“But see yonder men and women; they are dancing merrily. Though all overhead is black, not a drop of rain has fallen yet. Mark how they are marrying and giving in marriage, for not a bolt has yet been launched. Who are these? Alas! poor wretches, these are the men for whom the Judge is treasuring up wrath against the day of wrath. For them he is reserving fire and brimstone, hot coals of juniper, and terrible destruction. They look askance on yonder pilgrims slightly wetted with the storm; they make a mock of yonder poor converted ones, trembling as they hear the rolling thunder. They say, ‘We hear no tempest; it is all a delusion, there is no storm.’ Ay, sinners; but the day is coming when you shall discover your mistake. You have your portion here; but believers are happier, as they are all saved for the great hereafter. You have no bands in your death; — it is that you may have the tighter bands in hell. You have few afflictions here; — it is that they may be doubled to you hereafter. You go merrily through this world, you carry the lamp of joy with you; — it is that your blackness may be the more terrible, and your darkness the more awful, when you are excluded from earthly joys, and shut up for ever in the outer darkness, where there will be weeping, and wailing, and. gnashing of teeth.
“It is pleasant to pass through a country after a storm has spent itself, — to smell the freshness of the herbs after the rain has passed away, and to note the drops after they have been turned to diamonds in the sunlight; that is the position of a Christian. He is going through a land where the storm has spent itself; or if there be a few drops, the written page of the covenant cheers him on, and tells him this is not for his destruction. But how terrible is it to witness the approach of a tempest, — to see the preparation for the storm, to mark the birds of heaven as they flutter their wings, to see the cattle as they lay their heads low in terror, to discern the face of the sky black, the sun which shineth not, and the heavens which give no light! How terrible to stand on the verge, of a horrible hurricane, — such as occurs, sometimes, in the tropics, — to know that we cannot tell how soon the wind may come in fury, tearing up trees from their roots, forcing rocks from their pedestals, and hurling down all the dwelling-places of man!

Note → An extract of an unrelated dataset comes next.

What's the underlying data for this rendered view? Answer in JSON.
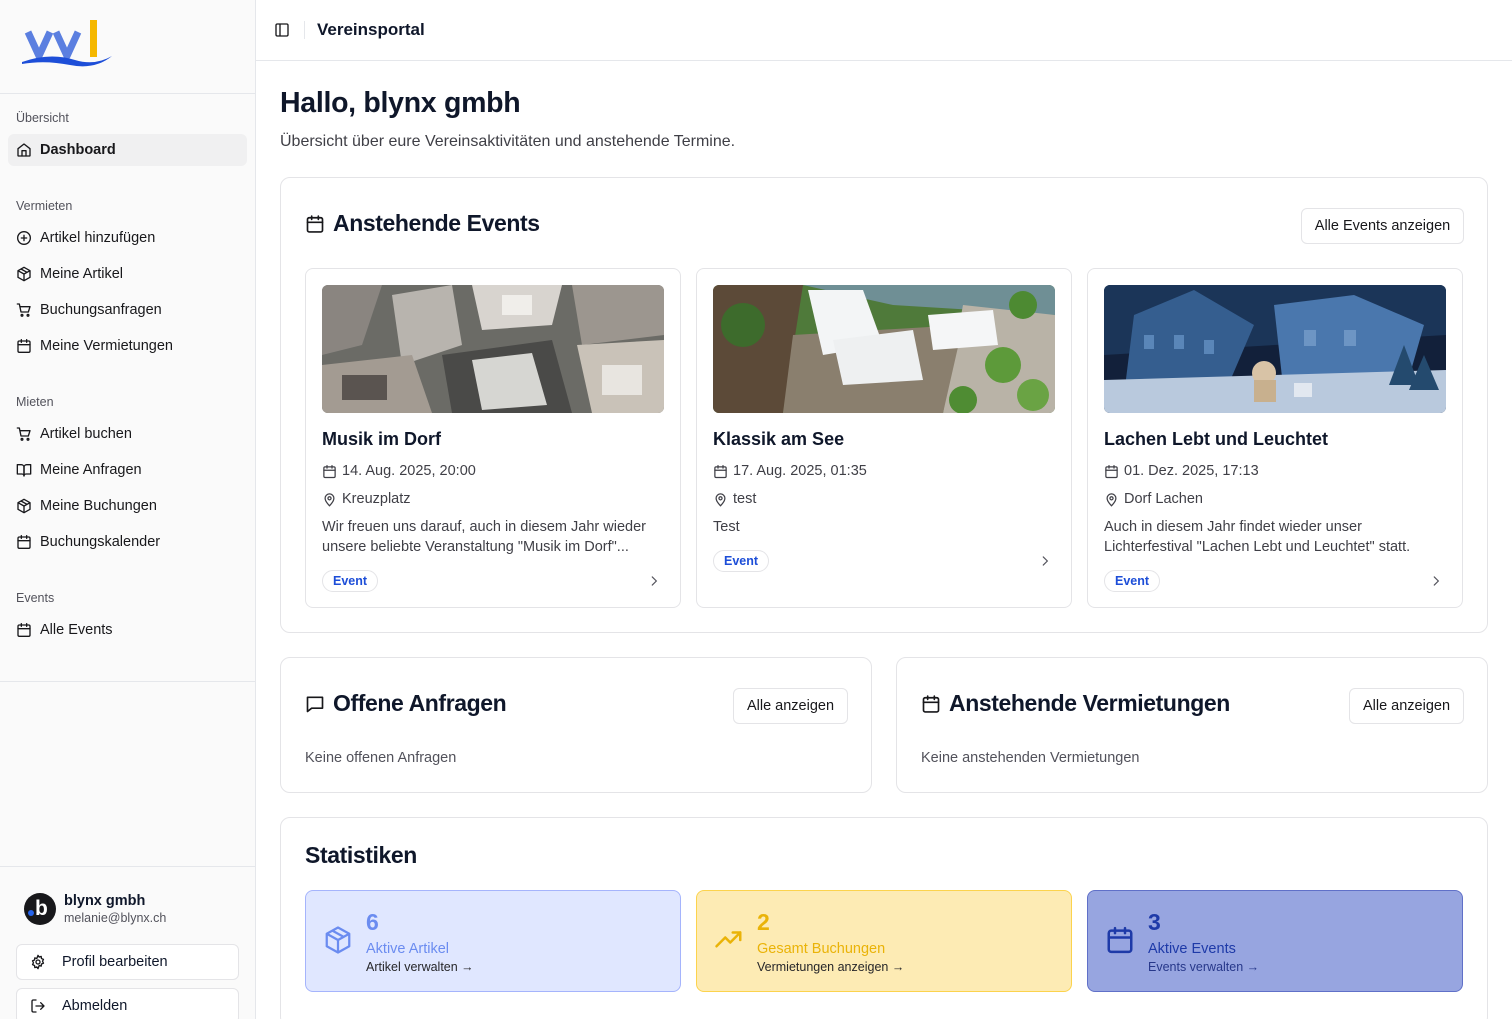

And yet, sinner, this is just your position. There are no hot drops as yet fallen, but a shower of fire is coming. There are no terrible winds blowing on you, but God’s tempest shall surely come. As yet, the water-floods are dammed up by mercy, but the floodgates shall soon be opened; the bolts of God are yet in his storehouse; but, lo! judgment cometh, and how awful shall be that moment when God, robed in vengeance, shall come forth in fury! Where, where, where, O sinner, wilt thou hide thy head, or whither wilt thou flee? Oh, that the hand of Mercy may now lead thee to Christ! He is freely preached unto thee, and Thou knowest thy need of him. Believe in him, cast thyself upon him, and then the fury shall be overpast, and thou needest not dread to go into eternity, for no storm awaits thee there, but quiet, and calm, and rest, and peace forever.” [Charles Haddon Spurgeon, The Metropolitan Tabernacle Pulpit XLVII, (London: Passmore and Alabaster, 1901), p. 464-466]